    Last edited: Mar 10, 2015
    Hurmanetar and Steve like this.
  20. Hurmanetar

    Hurmanetar New

    Joined:
    Feb 25, 2015
    Messages:
    2,377
    Home Page:
    I went back and listened to episode 250 with Schwartz and read episode 195 with Beauregard. Episode 250 did not really dig into the evidence directly. It was mostly discussing the disconnect between materialism and experience and didn't really talk much about neuroplasticity. In Episode 195, Beauregard gave the examples of placebo effect and hypnosis as evidence that mind doesn't conform to materialist presuppositions. IMO, the placebo effect is a much stronger evidence than self-directed neuroplasticity. As far as I am aware, the placebo effect occurs with practically all treatments meaning there cannot be one single mechanism framed by the materialists to account for the effect. With neuroplasticity, the actual mechanism by which the changes occur is less well understood. It seems very easy to imagine a mundane mechanism. A comparison could be made to lifting weights. Your mind commands your muscles to focus on a particular action and do work and so your muscles get torn up and rebuild themselves stronger. Similarly, in meditation, your mind commands your focus to move around and this neuronal exercise causes certain areas of the brain to rebuild themselves a little differently. Afterall, the brain rewires itself when engaged in all sorts of activities... not just meditation. Unless the mechanism of operation in self-directed neuroplasticity is uncovered, I think there will still be plenty of room for the materialists to insert a banal hypothesis. And when the mechanism is uncovered, I think neuroplasticity will only be one small subset of things the mind can be shown to affect.

    Can the mind do work on the body? I think so, but the scale on which that work occurs might determine how much of a dent the phenomenon will put in classical materialism. The restoration of a severed limb through intention/prayer/meditation alone would be an extreme example of the mind doing work on the body and it is no doubt paradigm busting because there is obviously no materialistic explanation. The placebo affect could be the mind acting at the cellular and molecular level partially through known mechanistic pathways, so it is also paradigm busting but much less obvious since comprehensible mechanisms are partially involved. Neuroplasticity has a mechanism operating at very small scales and could still be hypothesized to operate like the brain "lifting weights" or like a mechanistic feedback loop.

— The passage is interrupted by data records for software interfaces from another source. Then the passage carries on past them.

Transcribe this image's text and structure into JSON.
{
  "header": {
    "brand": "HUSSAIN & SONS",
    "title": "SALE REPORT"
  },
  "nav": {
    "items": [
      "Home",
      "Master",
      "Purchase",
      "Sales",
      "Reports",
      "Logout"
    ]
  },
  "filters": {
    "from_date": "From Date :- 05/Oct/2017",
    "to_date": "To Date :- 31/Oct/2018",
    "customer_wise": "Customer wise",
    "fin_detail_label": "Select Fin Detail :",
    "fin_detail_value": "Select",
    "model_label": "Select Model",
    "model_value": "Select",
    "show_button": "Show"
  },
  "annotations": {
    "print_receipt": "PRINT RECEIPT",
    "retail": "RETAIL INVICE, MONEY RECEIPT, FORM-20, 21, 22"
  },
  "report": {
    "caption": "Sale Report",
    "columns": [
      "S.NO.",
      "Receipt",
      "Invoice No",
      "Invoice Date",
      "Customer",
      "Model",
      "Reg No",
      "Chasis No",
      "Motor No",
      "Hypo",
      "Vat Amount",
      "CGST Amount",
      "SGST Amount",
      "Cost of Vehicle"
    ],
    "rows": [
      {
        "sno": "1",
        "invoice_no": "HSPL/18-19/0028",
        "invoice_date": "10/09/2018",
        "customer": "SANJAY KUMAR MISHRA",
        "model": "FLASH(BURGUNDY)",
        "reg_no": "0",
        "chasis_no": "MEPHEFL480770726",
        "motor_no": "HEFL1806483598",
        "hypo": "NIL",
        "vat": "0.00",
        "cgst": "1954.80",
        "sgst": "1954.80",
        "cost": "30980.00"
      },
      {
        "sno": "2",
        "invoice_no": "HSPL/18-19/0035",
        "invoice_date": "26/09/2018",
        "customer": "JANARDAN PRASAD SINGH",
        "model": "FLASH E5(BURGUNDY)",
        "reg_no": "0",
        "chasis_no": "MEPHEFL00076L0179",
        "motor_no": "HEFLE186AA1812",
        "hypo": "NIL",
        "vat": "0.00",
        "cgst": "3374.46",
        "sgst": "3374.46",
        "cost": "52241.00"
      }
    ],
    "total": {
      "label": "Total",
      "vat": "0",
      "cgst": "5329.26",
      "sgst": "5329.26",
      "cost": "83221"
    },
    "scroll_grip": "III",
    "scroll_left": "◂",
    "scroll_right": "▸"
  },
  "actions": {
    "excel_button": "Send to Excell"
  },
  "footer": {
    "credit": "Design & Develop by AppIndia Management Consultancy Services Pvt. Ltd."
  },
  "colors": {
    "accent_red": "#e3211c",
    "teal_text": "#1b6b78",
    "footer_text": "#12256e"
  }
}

    To sum it up, if you could show how self-directed neuroplasticity specifically violates either locality, causality, or determinism, then I could be persuaded to agree that it is a powerful argument. But right now, I just don't see it.
     
    Bucky and lhl like this.

Share This Page